The following example displays EVB-related properties on the physical link:
# dladm show-linkprop -p vsi-mgrid,vsi-mgrid-enc LINK PROPERTY PERM VALUE DEFAULT POSSIBLE net4 vsi-mgrid rw -- :: -- net4 vsi-mgrid-enc rw -- oracle_v1 none,oracle_v1
The output displays the default configuration of EVB in Oracle Solaris 11. By using the oracle_v1 encoding, the Oracle VSI Manager manages VSIs and their datalink properties that are recognized and supported by the Oracle VSI Manager.
If you do not want to use the default configuration, change the encoding to none.
# dladm set-linkprop -p vsi-mgrid-enc=none net4
Thereafter, you must manually provide the IPv6 address to be used as the VSI Manager ID, define VSI Type IDs, all the other EVB-related components and their properties.
The following example displays EVB-related properties on a VSI or VNIC.
# dladm show-linkprop vnic0 LINK PROPERTY PERM VALUE DEFAULT POSSIBLE ... vnic0 vsi-typeid rw -- -- -- vnic0 vsi-typeid-effective r- 65684 -- -- vnic0 vsi-vers rw -- -- -- vnic0 vsi-vers-effective r- 0 -- -- vnic0 vsi-mgrid rw -- -- -- vnic0 vsi-mgrid-effective r- :: -- -- vnic0 vsi-mgrid-enc-effective r- oracle_v1 -- -- ...
The output displays the values based on using the Oracle VSI Manager. The VSI's effective encoding of its VSI Manager ID is oracle_v1. In turn, the Type ID 65684 is automatically generated and effective for vnic0.
The following example shows information about the VDP state for physical Ethernet links if EVB is enabled on the station. To display information only for a single link, specify that link in the command. Otherwise, VDP information for all Ethernet links is displayed.
# dladm show-ether -P vdb VSI LINK VSIID VSI-TYPEID VSI-STATE CMD-PENDING vnic0 net4 2:8:20:2c:ed:f3 65684/0 TIMEDOUT NONE vnic1 net4 2:8:20:df:73:77 65684/0 TIMEDOUT NONE
The output shows that two VSIs are configured over the link net4. Their specific VSI IDs refer to their respective MAC addresses.

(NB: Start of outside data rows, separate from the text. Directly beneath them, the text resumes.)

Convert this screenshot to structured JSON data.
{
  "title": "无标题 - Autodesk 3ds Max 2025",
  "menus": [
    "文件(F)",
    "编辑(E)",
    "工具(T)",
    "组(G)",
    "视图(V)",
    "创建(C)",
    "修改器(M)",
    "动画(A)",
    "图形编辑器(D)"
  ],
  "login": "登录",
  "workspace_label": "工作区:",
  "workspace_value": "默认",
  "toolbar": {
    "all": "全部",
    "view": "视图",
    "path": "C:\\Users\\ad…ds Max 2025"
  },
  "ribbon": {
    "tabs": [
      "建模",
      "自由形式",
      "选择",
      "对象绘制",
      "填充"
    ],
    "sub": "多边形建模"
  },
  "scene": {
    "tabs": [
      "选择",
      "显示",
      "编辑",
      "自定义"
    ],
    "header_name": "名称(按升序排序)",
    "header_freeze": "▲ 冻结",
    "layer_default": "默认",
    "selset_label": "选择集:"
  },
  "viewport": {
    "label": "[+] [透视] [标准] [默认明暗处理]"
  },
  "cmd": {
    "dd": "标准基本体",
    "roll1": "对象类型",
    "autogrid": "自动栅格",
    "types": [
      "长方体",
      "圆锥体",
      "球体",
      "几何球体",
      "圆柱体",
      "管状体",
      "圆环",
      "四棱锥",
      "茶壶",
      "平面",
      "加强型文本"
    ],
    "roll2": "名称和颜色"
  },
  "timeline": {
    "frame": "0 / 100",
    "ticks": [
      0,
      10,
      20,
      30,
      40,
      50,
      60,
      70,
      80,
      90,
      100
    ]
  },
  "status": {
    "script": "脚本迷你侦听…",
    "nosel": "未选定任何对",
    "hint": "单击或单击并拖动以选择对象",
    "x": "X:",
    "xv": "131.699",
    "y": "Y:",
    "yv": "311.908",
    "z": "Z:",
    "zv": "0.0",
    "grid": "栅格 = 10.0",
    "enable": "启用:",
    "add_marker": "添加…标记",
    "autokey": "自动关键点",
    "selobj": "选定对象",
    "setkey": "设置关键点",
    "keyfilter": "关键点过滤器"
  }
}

Based on the default values of vsi-mgrid, both VSIs have the same VSI Type ID, which is 65684.
# dlstat show-ether -P vdb